Required action »
Where a line of the data below has the string "Morbi", copy that line.
· · · · ·
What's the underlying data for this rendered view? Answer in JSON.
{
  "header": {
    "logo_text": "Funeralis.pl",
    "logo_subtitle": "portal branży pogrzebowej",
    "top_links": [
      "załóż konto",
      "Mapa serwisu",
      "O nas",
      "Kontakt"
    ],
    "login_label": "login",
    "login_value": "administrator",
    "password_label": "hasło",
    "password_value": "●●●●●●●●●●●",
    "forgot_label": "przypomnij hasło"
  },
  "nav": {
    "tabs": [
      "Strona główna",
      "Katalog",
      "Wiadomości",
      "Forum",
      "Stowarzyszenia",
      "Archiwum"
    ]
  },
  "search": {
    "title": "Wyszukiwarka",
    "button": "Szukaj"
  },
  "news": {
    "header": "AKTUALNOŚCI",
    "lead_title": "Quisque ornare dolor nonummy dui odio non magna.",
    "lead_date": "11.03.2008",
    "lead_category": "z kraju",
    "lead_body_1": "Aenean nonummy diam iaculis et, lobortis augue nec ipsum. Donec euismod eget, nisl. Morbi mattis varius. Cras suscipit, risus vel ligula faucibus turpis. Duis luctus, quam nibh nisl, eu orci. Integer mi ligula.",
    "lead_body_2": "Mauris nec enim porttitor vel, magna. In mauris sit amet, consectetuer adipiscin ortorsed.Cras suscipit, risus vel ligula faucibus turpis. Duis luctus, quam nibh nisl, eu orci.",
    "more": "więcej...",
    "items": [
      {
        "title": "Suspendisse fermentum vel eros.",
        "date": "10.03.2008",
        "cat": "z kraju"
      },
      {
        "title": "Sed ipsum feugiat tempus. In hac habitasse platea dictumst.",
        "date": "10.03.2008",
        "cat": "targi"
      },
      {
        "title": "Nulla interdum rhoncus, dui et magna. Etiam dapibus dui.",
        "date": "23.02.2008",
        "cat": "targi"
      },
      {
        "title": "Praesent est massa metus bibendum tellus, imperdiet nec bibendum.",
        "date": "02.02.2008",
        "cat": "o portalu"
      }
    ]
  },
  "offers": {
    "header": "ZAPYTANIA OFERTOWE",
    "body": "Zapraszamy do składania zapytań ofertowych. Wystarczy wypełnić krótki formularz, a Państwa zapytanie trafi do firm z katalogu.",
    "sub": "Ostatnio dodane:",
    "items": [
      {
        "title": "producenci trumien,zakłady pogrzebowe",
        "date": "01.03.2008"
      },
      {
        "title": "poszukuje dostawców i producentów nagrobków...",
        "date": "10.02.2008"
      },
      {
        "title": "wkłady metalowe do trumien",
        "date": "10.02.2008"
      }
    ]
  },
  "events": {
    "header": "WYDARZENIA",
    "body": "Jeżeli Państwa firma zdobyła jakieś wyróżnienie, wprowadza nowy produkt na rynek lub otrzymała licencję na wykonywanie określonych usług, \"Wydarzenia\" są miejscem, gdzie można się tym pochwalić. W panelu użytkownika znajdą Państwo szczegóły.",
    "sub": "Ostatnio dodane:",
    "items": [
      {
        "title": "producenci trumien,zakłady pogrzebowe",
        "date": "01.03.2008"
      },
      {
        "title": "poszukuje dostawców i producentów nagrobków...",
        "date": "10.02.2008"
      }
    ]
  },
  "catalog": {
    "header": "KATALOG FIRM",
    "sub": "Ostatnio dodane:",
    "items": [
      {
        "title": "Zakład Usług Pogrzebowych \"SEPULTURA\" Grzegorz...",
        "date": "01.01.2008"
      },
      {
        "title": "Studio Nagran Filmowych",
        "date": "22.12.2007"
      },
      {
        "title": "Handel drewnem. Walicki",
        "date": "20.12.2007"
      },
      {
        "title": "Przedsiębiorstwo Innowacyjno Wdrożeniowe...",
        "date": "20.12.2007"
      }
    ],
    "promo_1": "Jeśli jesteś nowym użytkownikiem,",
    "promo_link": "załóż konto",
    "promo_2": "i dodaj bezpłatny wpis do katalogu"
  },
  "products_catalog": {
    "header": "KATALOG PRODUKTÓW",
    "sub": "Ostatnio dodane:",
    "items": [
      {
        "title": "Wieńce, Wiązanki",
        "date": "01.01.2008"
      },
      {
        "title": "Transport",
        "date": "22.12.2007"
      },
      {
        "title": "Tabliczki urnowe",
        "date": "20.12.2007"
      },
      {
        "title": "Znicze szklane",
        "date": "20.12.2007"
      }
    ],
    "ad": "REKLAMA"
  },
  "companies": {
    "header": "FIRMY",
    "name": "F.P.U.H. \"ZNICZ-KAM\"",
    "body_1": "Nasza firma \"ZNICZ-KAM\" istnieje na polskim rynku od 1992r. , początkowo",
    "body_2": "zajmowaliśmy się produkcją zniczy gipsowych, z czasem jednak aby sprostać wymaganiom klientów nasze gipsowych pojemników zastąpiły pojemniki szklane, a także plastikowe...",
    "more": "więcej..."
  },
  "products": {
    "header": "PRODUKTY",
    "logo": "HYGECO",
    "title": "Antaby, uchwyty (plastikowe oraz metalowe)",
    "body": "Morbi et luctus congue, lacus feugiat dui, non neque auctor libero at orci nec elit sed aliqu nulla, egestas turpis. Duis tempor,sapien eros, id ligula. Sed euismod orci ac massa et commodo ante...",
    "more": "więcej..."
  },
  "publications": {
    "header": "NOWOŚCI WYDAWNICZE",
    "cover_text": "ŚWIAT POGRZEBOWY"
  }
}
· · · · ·
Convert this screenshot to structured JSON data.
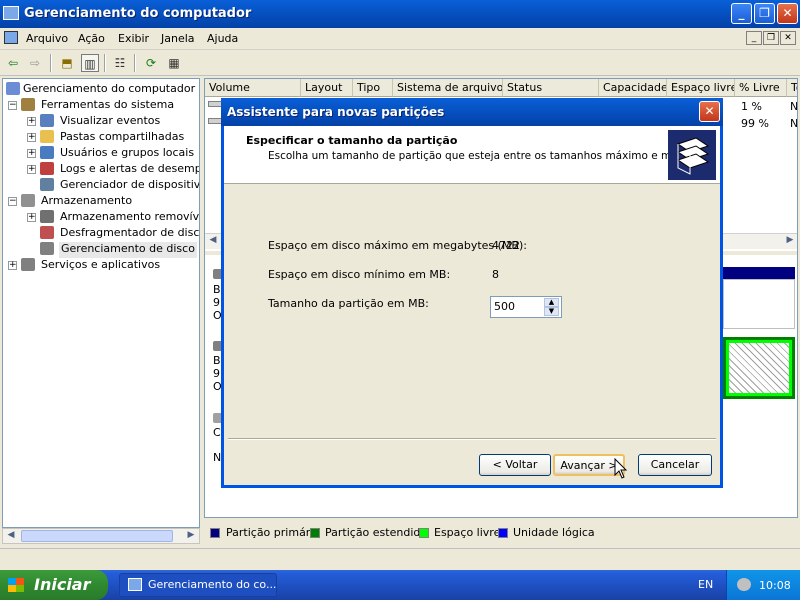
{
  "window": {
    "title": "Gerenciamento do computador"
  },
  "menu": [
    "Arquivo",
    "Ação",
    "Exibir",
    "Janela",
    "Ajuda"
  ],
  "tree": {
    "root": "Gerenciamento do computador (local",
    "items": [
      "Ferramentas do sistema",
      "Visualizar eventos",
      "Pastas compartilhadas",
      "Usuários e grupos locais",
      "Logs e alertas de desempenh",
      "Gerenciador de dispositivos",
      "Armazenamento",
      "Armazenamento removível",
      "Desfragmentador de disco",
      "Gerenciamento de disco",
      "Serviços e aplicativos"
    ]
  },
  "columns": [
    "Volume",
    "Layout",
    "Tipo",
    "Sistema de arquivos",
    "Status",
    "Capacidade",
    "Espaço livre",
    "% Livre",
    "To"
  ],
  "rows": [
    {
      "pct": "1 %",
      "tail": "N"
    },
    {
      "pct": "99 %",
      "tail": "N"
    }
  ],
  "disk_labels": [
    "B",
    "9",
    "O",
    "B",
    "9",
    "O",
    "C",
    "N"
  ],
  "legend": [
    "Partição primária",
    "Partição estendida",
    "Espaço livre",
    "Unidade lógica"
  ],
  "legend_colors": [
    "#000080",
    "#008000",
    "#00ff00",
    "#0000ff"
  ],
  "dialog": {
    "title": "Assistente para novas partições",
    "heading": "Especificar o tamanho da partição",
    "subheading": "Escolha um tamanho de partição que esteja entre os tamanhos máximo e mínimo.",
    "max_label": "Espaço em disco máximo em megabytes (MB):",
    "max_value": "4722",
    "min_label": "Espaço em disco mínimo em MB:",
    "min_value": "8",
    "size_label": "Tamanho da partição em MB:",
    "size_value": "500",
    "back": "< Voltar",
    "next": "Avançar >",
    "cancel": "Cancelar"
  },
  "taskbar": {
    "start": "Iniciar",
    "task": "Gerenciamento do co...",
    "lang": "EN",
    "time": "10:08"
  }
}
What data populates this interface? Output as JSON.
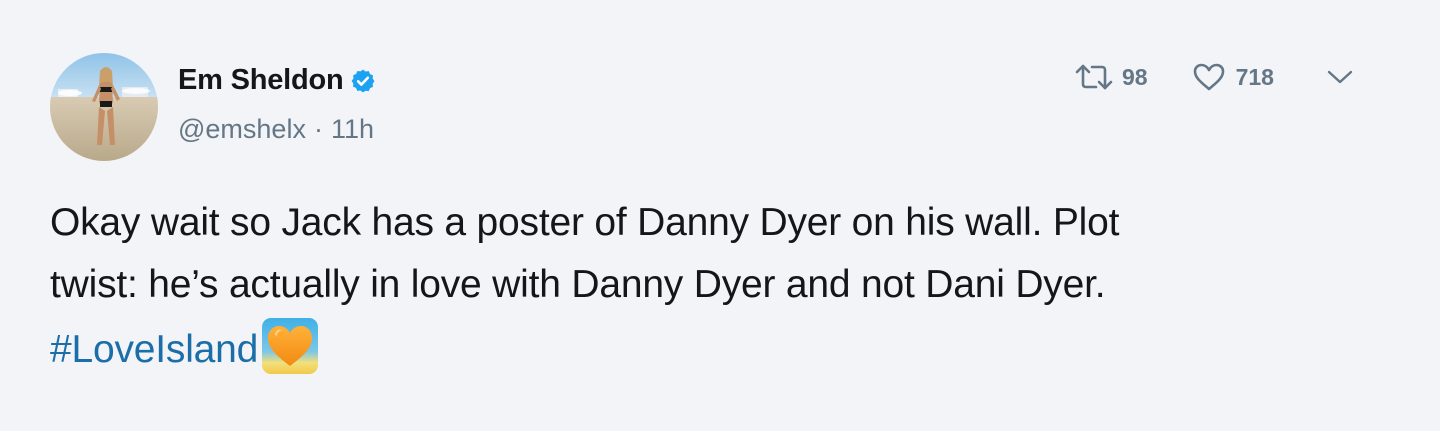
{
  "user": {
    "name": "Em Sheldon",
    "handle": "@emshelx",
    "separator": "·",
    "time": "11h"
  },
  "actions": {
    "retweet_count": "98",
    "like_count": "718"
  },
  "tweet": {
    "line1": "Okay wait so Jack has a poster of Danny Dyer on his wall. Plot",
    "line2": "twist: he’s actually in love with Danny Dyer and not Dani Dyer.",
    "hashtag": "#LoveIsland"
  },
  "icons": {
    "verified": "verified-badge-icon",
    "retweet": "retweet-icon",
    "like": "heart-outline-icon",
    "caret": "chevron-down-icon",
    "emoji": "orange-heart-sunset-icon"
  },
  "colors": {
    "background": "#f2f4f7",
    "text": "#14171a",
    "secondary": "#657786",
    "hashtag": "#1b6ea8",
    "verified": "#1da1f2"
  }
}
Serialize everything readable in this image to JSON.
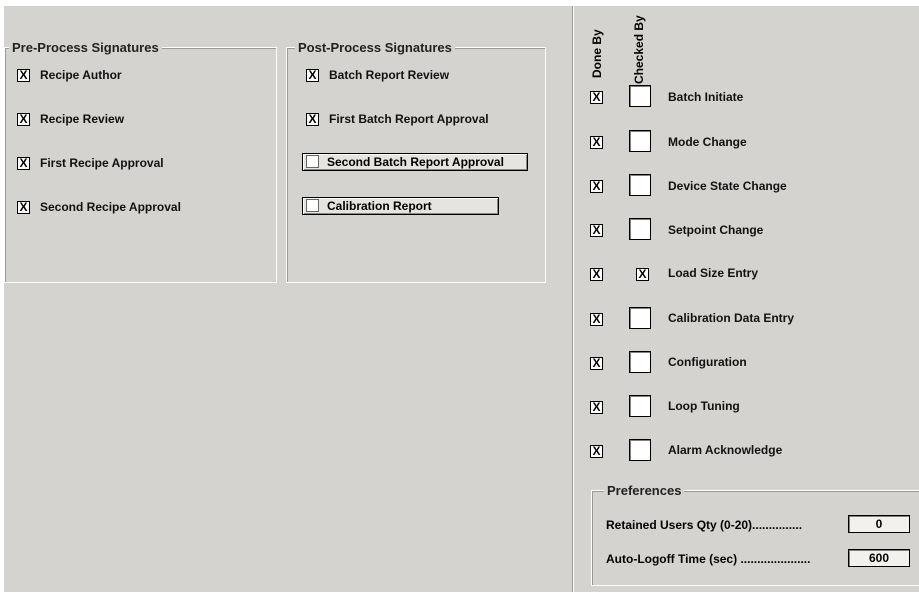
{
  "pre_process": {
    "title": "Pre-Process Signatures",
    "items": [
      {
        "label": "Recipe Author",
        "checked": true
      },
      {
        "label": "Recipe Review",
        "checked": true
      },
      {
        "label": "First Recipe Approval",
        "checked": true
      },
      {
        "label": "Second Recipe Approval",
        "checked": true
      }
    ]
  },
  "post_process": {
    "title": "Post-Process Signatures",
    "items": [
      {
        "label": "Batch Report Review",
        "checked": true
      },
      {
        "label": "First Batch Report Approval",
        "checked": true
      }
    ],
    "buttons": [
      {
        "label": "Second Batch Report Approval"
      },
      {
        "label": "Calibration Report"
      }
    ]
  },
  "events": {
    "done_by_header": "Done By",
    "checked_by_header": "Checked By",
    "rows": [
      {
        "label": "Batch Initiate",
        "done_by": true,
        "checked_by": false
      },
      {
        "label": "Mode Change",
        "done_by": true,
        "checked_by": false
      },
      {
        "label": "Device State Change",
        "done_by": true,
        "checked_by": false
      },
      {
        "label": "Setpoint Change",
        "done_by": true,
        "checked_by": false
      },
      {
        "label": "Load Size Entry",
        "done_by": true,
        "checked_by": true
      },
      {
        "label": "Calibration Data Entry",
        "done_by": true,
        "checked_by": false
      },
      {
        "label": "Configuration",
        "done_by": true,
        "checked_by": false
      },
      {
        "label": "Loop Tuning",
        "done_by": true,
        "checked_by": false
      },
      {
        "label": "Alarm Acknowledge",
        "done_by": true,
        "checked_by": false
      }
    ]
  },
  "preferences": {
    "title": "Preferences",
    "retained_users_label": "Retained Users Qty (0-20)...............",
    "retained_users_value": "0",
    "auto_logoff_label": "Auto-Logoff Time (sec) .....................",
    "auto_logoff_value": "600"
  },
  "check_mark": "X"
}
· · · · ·
Finished exercise »
    "lead_body_1": "Aenean nonummy diam iaculis et, lobortis augue nec ipsum. Donec euismod eget, nisl. Morbi mattis varius. Cras suscipit, risus vel ligula faucibus turpis. Duis luctus, quam nibh nisl, eu orci. Integer mi ligula.",
    "body": "Morbi et luctus congue, lacus feugiat dui, non neque auctor libero at orci nec elit sed aliqu nulla, egestas turpis. Duis tempor,sapien eros, id ligula. Sed euismod orci ac massa et commodo ante...",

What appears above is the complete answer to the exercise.